Work to be completed - Every line of the data below is to be retyped exactly.

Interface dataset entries
◇ ◇ ◇ ◇ ◇ ◇ ◇

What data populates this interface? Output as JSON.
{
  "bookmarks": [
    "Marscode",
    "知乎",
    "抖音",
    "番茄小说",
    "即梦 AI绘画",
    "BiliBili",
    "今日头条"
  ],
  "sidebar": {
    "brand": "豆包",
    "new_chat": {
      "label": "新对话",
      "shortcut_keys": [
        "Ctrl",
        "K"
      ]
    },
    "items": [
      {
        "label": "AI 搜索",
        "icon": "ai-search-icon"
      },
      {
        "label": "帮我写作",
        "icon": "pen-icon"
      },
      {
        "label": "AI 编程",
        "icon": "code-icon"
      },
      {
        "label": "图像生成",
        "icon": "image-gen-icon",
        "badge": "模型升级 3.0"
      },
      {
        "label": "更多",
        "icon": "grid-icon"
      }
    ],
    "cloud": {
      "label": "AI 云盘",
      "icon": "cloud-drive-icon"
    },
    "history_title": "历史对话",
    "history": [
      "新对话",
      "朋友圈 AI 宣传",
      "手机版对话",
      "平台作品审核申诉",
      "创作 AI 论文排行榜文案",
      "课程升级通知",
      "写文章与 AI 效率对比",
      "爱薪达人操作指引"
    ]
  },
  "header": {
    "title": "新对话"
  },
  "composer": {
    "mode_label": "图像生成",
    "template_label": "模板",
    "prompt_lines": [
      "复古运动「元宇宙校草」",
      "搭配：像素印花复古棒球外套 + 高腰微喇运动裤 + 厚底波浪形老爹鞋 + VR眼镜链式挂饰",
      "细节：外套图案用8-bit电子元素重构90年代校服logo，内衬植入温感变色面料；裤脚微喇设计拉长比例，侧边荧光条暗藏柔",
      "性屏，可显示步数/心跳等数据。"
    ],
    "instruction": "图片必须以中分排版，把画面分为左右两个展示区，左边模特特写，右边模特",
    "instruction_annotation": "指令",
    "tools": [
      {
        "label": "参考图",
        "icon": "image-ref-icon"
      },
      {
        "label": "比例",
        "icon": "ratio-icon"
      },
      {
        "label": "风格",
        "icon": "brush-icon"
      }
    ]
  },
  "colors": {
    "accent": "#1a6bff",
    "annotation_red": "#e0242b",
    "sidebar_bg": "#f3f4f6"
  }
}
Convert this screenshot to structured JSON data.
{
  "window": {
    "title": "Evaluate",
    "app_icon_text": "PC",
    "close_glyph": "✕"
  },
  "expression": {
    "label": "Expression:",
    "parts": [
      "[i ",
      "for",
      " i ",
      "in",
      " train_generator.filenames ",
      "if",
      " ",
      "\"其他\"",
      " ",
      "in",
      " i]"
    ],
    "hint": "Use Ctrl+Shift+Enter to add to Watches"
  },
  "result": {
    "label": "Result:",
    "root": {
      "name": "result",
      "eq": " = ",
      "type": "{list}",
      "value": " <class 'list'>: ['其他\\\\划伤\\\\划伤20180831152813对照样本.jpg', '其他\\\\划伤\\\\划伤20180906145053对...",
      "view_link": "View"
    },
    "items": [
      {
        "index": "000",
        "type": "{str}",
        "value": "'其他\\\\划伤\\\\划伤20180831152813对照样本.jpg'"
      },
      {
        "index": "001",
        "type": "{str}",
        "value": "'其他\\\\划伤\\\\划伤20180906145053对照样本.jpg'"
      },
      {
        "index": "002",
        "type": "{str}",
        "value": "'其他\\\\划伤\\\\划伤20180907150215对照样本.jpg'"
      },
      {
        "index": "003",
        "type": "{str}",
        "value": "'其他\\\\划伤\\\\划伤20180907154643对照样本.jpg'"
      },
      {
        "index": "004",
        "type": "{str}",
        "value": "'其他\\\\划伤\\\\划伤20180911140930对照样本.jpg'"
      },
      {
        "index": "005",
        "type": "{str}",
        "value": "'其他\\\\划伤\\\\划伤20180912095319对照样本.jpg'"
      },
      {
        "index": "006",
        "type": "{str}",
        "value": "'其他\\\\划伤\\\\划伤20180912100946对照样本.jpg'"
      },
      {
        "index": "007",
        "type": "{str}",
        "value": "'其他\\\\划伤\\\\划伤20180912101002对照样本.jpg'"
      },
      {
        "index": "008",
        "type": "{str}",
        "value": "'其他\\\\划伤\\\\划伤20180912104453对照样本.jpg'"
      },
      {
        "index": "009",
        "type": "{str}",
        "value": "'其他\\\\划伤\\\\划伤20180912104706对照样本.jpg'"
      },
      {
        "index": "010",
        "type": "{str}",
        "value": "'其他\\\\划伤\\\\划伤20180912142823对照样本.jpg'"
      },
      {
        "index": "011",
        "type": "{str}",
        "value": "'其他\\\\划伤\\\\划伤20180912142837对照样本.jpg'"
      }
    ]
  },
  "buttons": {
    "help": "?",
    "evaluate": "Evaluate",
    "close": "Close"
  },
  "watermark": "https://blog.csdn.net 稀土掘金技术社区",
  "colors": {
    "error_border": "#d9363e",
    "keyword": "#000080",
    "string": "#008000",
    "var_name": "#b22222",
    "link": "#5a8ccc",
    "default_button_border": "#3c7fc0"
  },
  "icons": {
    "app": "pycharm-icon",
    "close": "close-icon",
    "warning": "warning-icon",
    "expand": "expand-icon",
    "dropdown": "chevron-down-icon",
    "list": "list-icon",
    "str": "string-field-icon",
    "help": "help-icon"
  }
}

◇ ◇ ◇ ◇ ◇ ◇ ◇

Answer box -
What data populates this interface? Output as JSON.
{
  "bookmarks": [
    "Marscode",
    "知乎",
    "抖音",
    "番茄小说",
    "即梦 AI绘画",
    "BiliBili",
    "今日头条"
  ],
  "sidebar": {
    "brand": "豆包",
    "new_chat": {
      "label": "新对话",
      "shortcut_keys": [
        "Ctrl",
        "K"
      ]
    },
    "items": [
      {
        "label": "AI 搜索",
        "icon": "ai-search-icon"
      },
      {
        "label": "帮我写作",
        "icon": "pen-icon"
      },
      {
        "label": "AI 编程",
        "icon": "code-icon"
      },
      {
        "label": "图像生成",
        "icon": "image-gen-icon",
        "badge": "模型升级 3.0"
      },
      {
        "label": "更多",
        "icon": "grid-icon"
      }
    ],
    "cloud": {
      "label": "AI 云盘",
      "icon": "cloud-drive-icon"
    },
    "history_title": "历史对话",
    "history": [
      "新对话",
      "朋友圈 AI 宣传",
      "手机版对话",
      "平台作品审核申诉",
      "创作 AI 论文排行榜文案",
      "课程升级通知",
      "写文章与 AI 效率对比",
      "爱薪达人操作指引"
    ]
  },
  "header": {
    "title": "新对话"
  },
  "composer": {
    "mode_label": "图像生成",
    "template_label": "模板",
    "prompt_lines": [
      "复古运动「元宇宙校草」",
      "搭配：像素印花复古棒球外套 + 高腰微喇运动裤 + 厚底波浪形老爹鞋 + VR眼镜链式挂饰",
      "细节：外套图案用8-bit电子元素重构90年代校服logo，内衬植入温感变色面料；裤脚微喇设计拉长比例，侧边荧光条暗藏柔",
      "性屏，可显示步数/心跳等数据。"
    ],
    "instruction": "图片必须以中分排版，把画面分为左右两个展示区，左边模特特写，右边模特",
    "instruction_annotation": "指令",
    "tools": [
      {
        "label": "参考图",
        "icon": "image-ref-icon"
      },
      {
        "label": "比例",
        "icon": "ratio-icon"
      },
      {
        "label": "风格",
        "icon": "brush-icon"
      }
    ]
  },
  "colors": {
    "accent": "#1a6bff",
    "annotation_red": "#e0242b",
    "sidebar_bg": "#f3f4f6"
  }
}
Convert this screenshot to structured JSON data.
{
  "window": {
    "title": "Evaluate",
    "app_icon_text": "PC",
    "close_glyph": "✕"
  },
  "expression": {
    "label": "Expression:",
    "parts": [
      "[i ",
      "for",
      " i ",
      "in",
      " train_generator.filenames ",
      "if",
      " ",
      "\"其他\"",
      " ",
      "in",
      " i]"
    ],
    "hint": "Use Ctrl+Shift+Enter to add to Watches"
  },
  "result": {
    "label": "Result:",
    "root": {
      "name": "result",
      "eq": " = ",
      "type": "{list}",
      "value": " <class 'list'>: ['其他\\\\划伤\\\\划伤20180831152813对照样本.jpg', '其他\\\\划伤\\\\划伤20180906145053对...",
      "view_link": "View"
    },
    "items": [
      {
        "index": "000",
        "type": "{str}",
        "value": "'其他\\\\划伤\\\\划伤20180831152813对照样本.jpg'"
      },
      {
        "index": "001",
        "type": "{str}",
        "value": "'其他\\\\划伤\\\\划伤20180906145053对照样本.jpg'"
      },
      {
        "index": "002",
        "type": "{str}",
        "value": "'其他\\\\划伤\\\\划伤20180907150215对照样本.jpg'"
      },
      {
        "index": "003",
        "type": "{str}",
        "value": "'其他\\\\划伤\\\\划伤20180907154643对照样本.jpg'"
      },
      {
        "index": "004",
        "type": "{str}",
        "value": "'其他\\\\划伤\\\\划伤20180911140930对照样本.jpg'"
      },
      {
        "index": "005",
        "type": "{str}",
        "value": "'其他\\\\划伤\\\\划伤20180912095319对照样本.jpg'"
      },
      {
        "index": "006",
        "type": "{str}",
        "value": "'其他\\\\划伤\\\\划伤20180912100946对照样本.jpg'"
      },
      {
        "index": "007",
        "type": "{str}",
        "value": "'其他\\\\划伤\\\\划伤20180912101002对照样本.jpg'"
      },
      {
        "index": "008",
        "type": "{str}",
        "value": "'其他\\\\划伤\\\\划伤20180912104453对照样本.jpg'"
      },
      {
        "index": "009",
        "type": "{str}",
        "value": "'其他\\\\划伤\\\\划伤20180912104706对照样本.jpg'"
      },
      {
        "index": "010",
        "type": "{str}",
        "value": "'其他\\\\划伤\\\\划伤20180912142823对照样本.jpg'"
      },
      {
        "index": "011",
        "type": "{str}",
        "value": "'其他\\\\划伤\\\\划伤20180912142837对照样本.jpg'"
      }
    ]
  },
  "buttons": {
    "help": "?",
    "evaluate": "Evaluate",
    "close": "Close"
  },
  "watermark": "https://blog.csdn.net 稀土掘金技术社区",
  "colors": {
    "error_border": "#d9363e",
    "keyword": "#000080",
    "string": "#008000",
    "var_name": "#b22222",
    "link": "#5a8ccc",
    "default_button_border": "#3c7fc0"
  },
  "icons": {
    "app": "pycharm-icon",
    "close": "close-icon",
    "warning": "warning-icon",
    "expand": "expand-icon",
    "dropdown": "chevron-down-icon",
    "list": "list-icon",
    "str": "string-field-icon",
    "help": "help-icon"
  }
}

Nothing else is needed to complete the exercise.